US imposes sanctions on PKK group
President George W Bush has used a US drug trafficking law to impose financial sanctions on separatist Kurdish rebels in Turkey.
The sanctions deny the PKK access to the US financial system and block any transactions involving American companies and individuals, reported BBC.
Sanctions were also announced against the 'Ndrangheta mafia from Italy and a Mexican drug-lord and his cartel.
Three individuals from Afghanistan, Venezuela and Turkey were also listed.
"This action underscores the president's determination to... end the suffering that trade in illicit drugs inflicts on Americans and other people around the world, as well as prevent drug traffickers from supporting terrorists," White House spokeswoman Dana Perino said.
The PKK is branded a terrorist organisation by Turkey, the US and EU. There is a widespread belief in Turkey that the PKK uses drug trafficking to finance terror.
More than 30,000 people have been killed since the PKK began its campaign in 1984.
The 'Ndrangheta, from the Calabria region of Italy, has overtaken Sicily's Cosa Nostra as the richest and most violent of the Italian mafia.
In Mexico, nearly 1,400 people have died this year across the country, as drug cartels fight among themselves and government forces.

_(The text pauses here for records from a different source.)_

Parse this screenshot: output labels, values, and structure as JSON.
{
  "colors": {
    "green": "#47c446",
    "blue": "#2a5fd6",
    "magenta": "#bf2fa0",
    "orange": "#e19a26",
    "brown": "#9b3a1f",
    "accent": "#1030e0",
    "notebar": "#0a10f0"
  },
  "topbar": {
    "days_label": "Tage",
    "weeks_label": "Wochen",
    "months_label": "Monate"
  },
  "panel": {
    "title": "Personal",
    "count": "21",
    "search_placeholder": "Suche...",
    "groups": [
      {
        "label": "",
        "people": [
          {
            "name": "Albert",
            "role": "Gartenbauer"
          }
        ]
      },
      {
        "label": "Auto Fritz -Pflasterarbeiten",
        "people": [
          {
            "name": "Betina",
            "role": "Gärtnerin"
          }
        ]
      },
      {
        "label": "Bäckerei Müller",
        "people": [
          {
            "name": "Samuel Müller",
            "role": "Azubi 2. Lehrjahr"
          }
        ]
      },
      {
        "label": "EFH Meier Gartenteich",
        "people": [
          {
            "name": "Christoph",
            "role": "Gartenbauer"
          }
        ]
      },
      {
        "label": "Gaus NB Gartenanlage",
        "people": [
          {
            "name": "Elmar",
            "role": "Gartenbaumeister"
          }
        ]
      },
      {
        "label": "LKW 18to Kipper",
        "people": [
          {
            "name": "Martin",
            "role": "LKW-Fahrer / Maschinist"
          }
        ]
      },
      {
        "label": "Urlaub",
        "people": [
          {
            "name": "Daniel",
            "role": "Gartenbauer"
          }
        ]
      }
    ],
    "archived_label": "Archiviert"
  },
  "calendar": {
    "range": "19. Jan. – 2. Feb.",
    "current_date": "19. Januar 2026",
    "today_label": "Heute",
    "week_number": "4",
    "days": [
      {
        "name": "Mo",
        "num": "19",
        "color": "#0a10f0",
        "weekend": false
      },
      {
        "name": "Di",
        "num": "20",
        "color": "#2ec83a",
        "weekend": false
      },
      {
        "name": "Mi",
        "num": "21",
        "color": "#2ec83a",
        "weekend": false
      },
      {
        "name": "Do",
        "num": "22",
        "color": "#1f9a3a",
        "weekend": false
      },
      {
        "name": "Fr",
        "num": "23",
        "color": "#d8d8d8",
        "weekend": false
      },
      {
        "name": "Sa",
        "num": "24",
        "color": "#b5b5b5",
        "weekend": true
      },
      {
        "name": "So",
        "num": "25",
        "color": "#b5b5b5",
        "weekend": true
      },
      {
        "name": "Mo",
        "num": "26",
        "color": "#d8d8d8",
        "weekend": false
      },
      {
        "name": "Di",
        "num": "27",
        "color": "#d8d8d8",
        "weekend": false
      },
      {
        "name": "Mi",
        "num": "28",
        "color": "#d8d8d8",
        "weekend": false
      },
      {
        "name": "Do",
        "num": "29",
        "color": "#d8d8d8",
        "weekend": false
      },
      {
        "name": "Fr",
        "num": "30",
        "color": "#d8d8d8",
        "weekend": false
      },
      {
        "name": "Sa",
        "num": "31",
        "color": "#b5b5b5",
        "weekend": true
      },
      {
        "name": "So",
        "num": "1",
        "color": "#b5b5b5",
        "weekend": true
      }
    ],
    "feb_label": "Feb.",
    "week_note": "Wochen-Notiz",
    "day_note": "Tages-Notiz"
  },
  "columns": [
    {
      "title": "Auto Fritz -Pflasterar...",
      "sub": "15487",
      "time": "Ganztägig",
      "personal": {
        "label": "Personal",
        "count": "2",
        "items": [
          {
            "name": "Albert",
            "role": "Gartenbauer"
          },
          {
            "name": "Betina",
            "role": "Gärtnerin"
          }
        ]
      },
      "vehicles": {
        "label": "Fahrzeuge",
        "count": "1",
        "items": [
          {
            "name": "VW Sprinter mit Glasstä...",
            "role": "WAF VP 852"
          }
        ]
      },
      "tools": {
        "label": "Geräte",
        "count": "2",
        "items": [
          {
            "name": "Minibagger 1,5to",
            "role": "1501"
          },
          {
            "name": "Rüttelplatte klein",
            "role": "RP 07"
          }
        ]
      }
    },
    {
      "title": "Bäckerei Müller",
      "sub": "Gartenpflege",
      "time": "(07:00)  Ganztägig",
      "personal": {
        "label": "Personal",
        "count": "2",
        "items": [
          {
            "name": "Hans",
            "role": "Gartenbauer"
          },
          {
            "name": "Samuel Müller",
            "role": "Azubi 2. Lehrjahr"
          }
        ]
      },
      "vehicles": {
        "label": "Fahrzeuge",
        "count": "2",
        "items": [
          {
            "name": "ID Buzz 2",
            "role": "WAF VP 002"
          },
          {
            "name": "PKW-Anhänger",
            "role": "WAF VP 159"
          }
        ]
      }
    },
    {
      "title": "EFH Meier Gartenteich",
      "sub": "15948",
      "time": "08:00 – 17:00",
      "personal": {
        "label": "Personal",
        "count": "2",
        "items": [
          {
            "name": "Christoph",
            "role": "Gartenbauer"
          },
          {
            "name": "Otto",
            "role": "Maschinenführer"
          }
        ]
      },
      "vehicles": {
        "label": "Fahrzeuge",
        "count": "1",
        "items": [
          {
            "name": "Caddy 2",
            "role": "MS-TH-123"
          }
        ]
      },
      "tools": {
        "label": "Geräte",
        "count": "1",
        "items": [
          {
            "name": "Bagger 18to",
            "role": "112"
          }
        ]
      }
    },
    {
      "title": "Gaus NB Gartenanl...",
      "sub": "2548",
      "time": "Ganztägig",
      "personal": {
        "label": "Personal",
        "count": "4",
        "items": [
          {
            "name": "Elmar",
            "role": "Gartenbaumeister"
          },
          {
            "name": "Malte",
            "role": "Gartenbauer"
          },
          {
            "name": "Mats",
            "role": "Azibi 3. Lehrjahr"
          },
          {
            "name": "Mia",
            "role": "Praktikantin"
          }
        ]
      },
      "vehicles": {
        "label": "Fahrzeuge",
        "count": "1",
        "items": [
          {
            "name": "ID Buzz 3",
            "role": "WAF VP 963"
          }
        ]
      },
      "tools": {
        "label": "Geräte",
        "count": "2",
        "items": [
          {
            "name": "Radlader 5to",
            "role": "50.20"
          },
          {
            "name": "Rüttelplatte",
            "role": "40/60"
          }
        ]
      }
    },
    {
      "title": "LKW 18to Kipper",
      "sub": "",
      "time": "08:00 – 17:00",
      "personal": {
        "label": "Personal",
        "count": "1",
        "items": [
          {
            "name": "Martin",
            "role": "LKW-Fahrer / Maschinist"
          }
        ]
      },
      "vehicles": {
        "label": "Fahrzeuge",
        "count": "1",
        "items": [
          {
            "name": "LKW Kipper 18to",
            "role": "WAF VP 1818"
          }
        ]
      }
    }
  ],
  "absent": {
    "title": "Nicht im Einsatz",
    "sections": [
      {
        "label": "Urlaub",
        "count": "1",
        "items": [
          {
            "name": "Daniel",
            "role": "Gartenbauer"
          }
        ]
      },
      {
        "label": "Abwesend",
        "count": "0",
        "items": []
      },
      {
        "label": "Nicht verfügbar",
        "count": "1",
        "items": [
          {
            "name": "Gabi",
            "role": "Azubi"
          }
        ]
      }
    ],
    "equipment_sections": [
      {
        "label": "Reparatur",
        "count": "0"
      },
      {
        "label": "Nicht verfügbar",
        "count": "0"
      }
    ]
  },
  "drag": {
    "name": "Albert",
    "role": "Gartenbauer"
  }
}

Previously there were 68 individuals and entities subject to sanctions under the Foreign Narcotics Kingpin Designation Act, which became law in December 1999.